[Input data]
----

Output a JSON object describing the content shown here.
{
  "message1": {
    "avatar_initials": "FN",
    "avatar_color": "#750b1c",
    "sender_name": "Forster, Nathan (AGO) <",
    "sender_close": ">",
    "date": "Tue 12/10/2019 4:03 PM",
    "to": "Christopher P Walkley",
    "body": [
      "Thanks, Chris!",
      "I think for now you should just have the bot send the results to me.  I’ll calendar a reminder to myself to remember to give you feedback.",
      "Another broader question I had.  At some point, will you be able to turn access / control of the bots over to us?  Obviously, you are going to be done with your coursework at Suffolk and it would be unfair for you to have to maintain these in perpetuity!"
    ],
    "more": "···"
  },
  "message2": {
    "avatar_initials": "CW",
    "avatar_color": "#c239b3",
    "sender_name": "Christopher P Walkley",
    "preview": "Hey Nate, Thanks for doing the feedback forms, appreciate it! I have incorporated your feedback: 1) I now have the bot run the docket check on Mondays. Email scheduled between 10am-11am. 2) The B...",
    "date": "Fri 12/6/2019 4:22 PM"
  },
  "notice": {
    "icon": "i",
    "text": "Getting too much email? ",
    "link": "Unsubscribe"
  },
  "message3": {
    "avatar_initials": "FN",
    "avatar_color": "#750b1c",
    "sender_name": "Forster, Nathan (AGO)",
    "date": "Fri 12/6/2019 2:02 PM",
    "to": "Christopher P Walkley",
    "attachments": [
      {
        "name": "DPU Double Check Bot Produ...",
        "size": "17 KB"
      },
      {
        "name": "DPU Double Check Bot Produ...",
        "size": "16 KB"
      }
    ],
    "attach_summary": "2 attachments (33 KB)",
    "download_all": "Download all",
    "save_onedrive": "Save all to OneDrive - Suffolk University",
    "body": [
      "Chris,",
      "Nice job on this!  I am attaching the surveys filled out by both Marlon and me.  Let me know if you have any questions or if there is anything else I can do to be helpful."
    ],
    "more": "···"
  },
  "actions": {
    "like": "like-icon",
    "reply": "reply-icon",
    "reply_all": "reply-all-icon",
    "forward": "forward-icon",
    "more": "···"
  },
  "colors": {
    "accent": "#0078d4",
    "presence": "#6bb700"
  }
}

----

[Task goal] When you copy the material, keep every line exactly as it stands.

[Answer space]
Output a JSON object describing the content shown here.
{
  "message1": {
    "avatar_initials": "FN",
    "avatar_color": "#750b1c",
    "sender_name": "Forster, Nathan (AGO) <",
    "sender_close": ">",
    "date": "Tue 12/10/2019 4:03 PM",
    "to": "Christopher P Walkley",
    "body": [
      "Thanks, Chris!",
      "I think for now you should just have the bot send the results to me.  I’ll calendar a reminder to myself to remember to give you feedback.",
      "Another broader question I had.  At some point, will you be able to turn access / control of the bots over to us?  Obviously, you are going to be done with your coursework at Suffolk and it would be unfair for you to have to maintain these in perpetuity!"
    ],
    "more": "···"
  },
  "message2": {
    "avatar_initials": "CW",
    "avatar_color": "#c239b3",
    "sender_name": "Christopher P Walkley",
    "preview": "Hey Nate, Thanks for doing the feedback forms, appreciate it! I have incorporated your feedback: 1) I now have the bot run the docket check on Mondays. Email scheduled between 10am-11am. 2) The B...",
    "date": "Fri 12/6/2019 4:22 PM"
  },
  "notice": {
    "icon": "i",
    "text": "Getting too much email? ",
    "link": "Unsubscribe"
  },
  "message3": {
    "avatar_initials": "FN",
    "avatar_color": "#750b1c",
    "sender_name": "Forster, Nathan (AGO)",
    "date": "Fri 12/6/2019 2:02 PM",
    "to": "Christopher P Walkley",
    "attachments": [
      {
        "name": "DPU Double Check Bot Produ...",
        "size": "17 KB"
      },
      {
        "name": "DPU Double Check Bot Produ...",
        "size": "16 KB"
      }
    ],
    "attach_summary": "2 attachments (33 KB)",
    "download_all": "Download all",
    "save_onedrive": "Save all to OneDrive - Suffolk University",
    "body": [
      "Chris,",
      "Nice job on this!  I am attaching the surveys filled out by both Marlon and me.  Let me know if you have any questions or if there is anything else I can do to be helpful."
    ],
    "more": "···"
  },
  "actions": {
    "like": "like-icon",
    "reply": "reply-icon",
    "reply_all": "reply-all-icon",
    "forward": "forward-icon",
    "more": "···"
  },
  "colors": {
    "accent": "#0078d4",
    "presence": "#6bb700"
  }
}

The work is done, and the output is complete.